Kuwait plays gracious but uneasy host as Canadian jets join anti-ISIL campaign

Canadian warplanes have taken up position in Kuwait, a country straining to hold back the tide of Islamic extremism from its borders.

KUWAIT CITY — Canadian warplanes have taken up position in Kuwait, a country straining to hold back the tide of Islamic extremism from its borders.

The CF-18 jetfighters and CP-140 Aurora surveillance planes are expected to join a U.S.-led coaltion’s bombing campaign against the Islamic State of Iraq and the Levant within days.

The country’s top military commander, General Tom Lawson, publicly laid out the timeline for launching strikes a few weeks ago.

But outside the tightly buttoned down airfields, there is angst about what is shaping up to be the third war in the region in two decades.

With Islamic State fighters on the outskirts of Baghdad, about 600 kilometres away, much of the debate in the tiny country is about how much of a security threat is posed by the extremist movement, and also whether it is a long-term political danger.

George Irani, an international studies professor at the American University of Kuwait, says ISIL doesn’t have the military strength to conquer all of Iraq, let alone threaten Kuwait.

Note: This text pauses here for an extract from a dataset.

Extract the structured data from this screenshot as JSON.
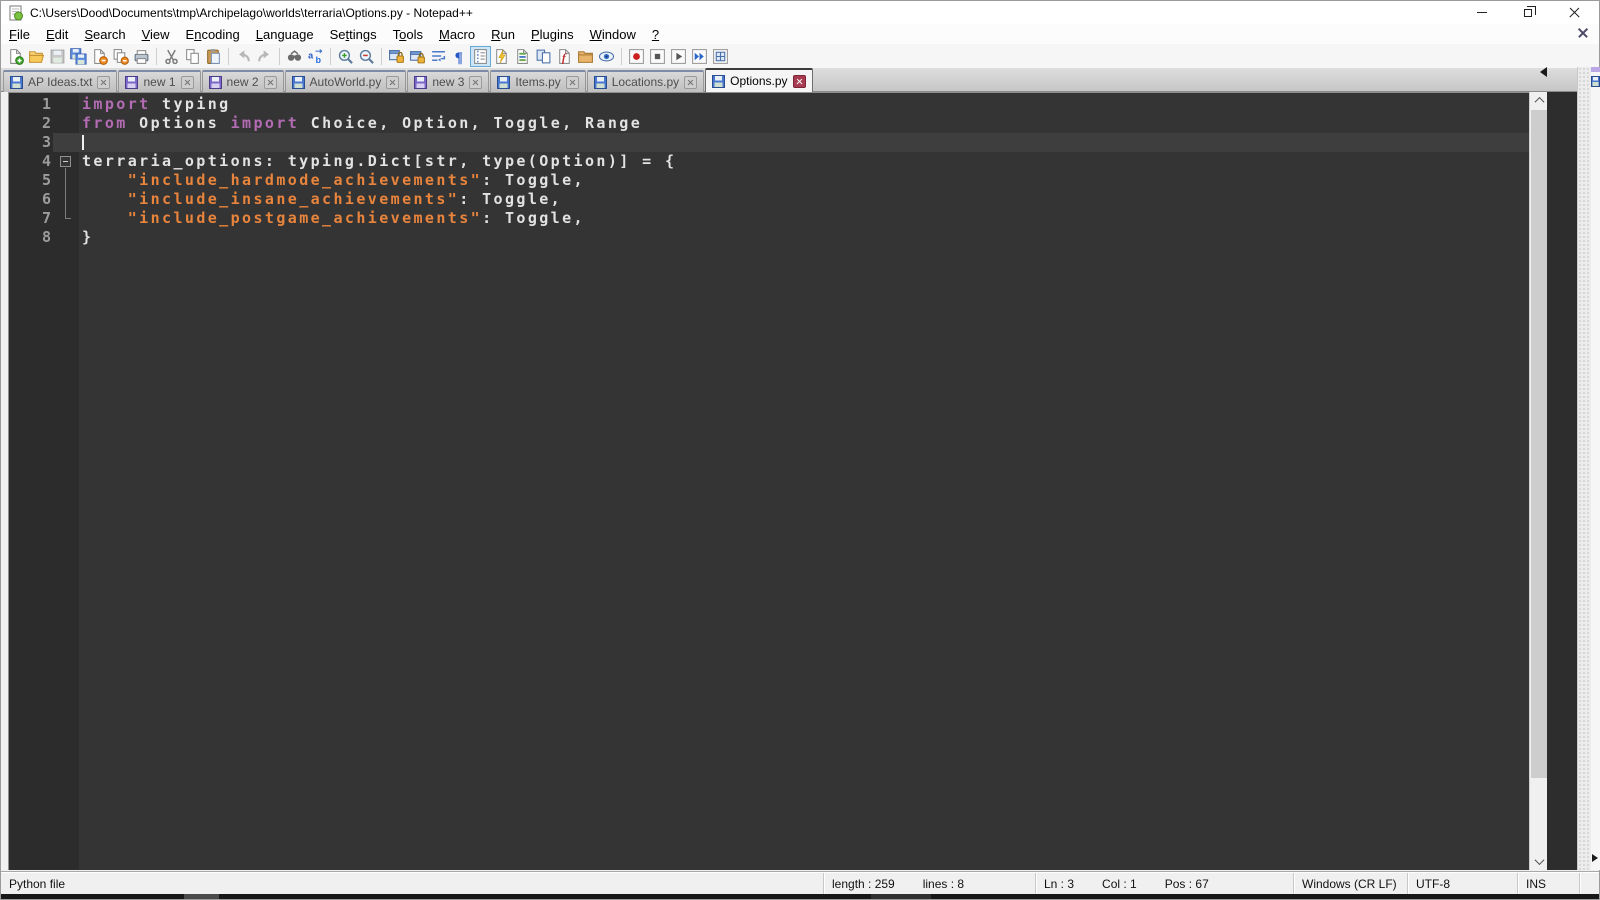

Even still, just days ago Kuwaiti security forces broke up a suspected ISIL cell in the country.